Years later I was given a calculator exactly like that one as a gift for opening a checking account in a bank.
Then there was my first video player-recorder. It was called a Betamax and was as large as a small suitcase. The VHS that replaced it was about half the size and the cost, and the disc player I have now is a slim unit that can be easily held in one hand. Of course my wife Karen and I never use it because, since buying it, we’ve gotten a magic little box from the outfit that provides our hundreds of channels that lets us record things to watch and rent movies without driving anywhere to do it.
Technology marched on, and in no time at all there were flat screen televisions, universal remote controls, computers, laptop computers, hand held computers, wrist watch computers, thermometers without mercury, GPS devices to lead us directly to our destinations, and cars that will parallel park themselves when we get there.

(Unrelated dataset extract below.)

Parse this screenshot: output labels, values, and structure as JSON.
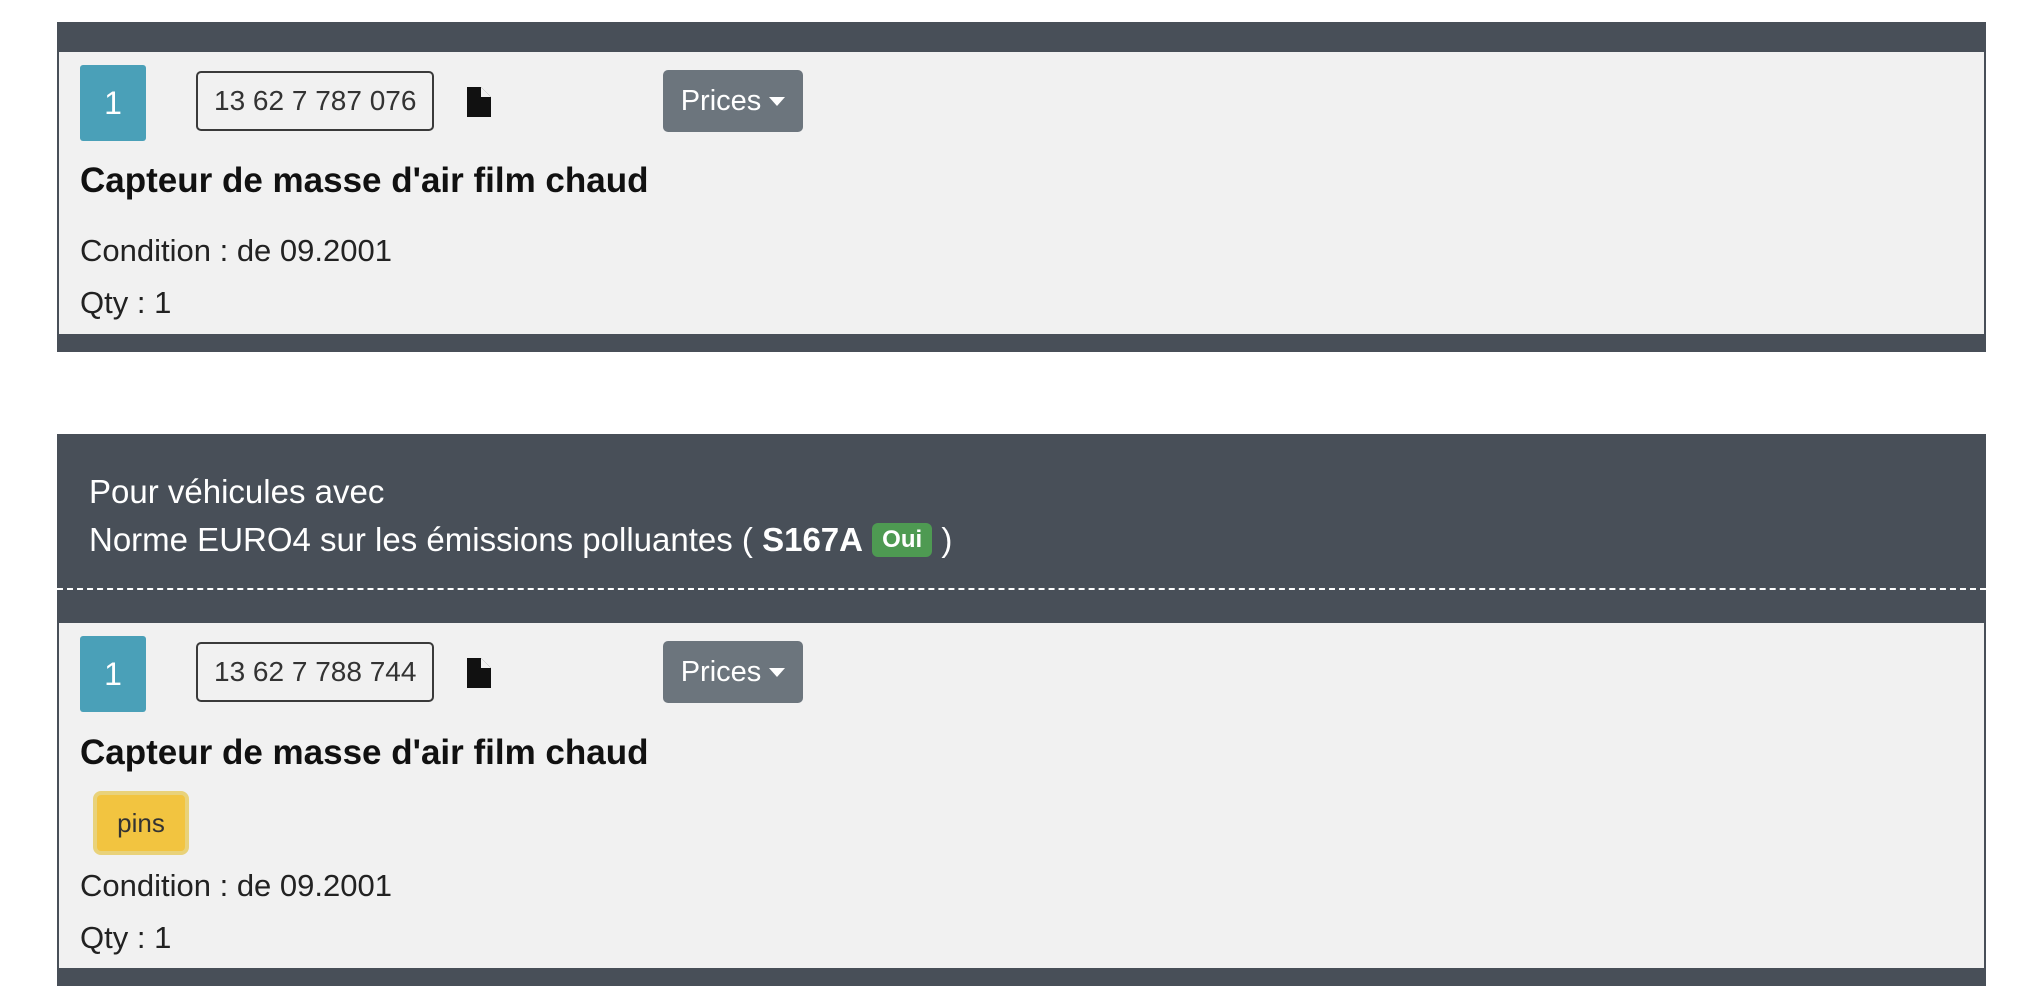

I constantly remind my writing students to pay close attention to details when spinning a yarn set in the past, even the recent past, lest they have a microwave oven pop up in a story before that handy device was invented. And when their story is set in the future, it’s fun to see what magical things they predict.
Who knows what will be next?
But, whatever it is, I’ll likely gawk at it like the little 1920’s farm boy in the old joke who sees his first elevator on a trip with his family to a hotel in town. After his mother had climbed the stairs to their room he and his father watched a plump, frowning, middle-aged lady push a button that caused a door to slide open. She stepped in, the door closed, and a little arrow over the door moved from one to five. A few minutes later the arrow moved back to one. The door slid open, and an absolutely gorgeous, smiling, slim young lady stepped out.
Father and son were at a complete loss for words for a long moment. Then the little boy broke the silence.
“Daddy,” he whispered, “what just happened?”
His father rubbed his chin and thought a bit.
“I don’t rightly know, son,” he said. “But go get your mother.”
[This trip down technology memory lane first appeared as a newspaper column in 2011]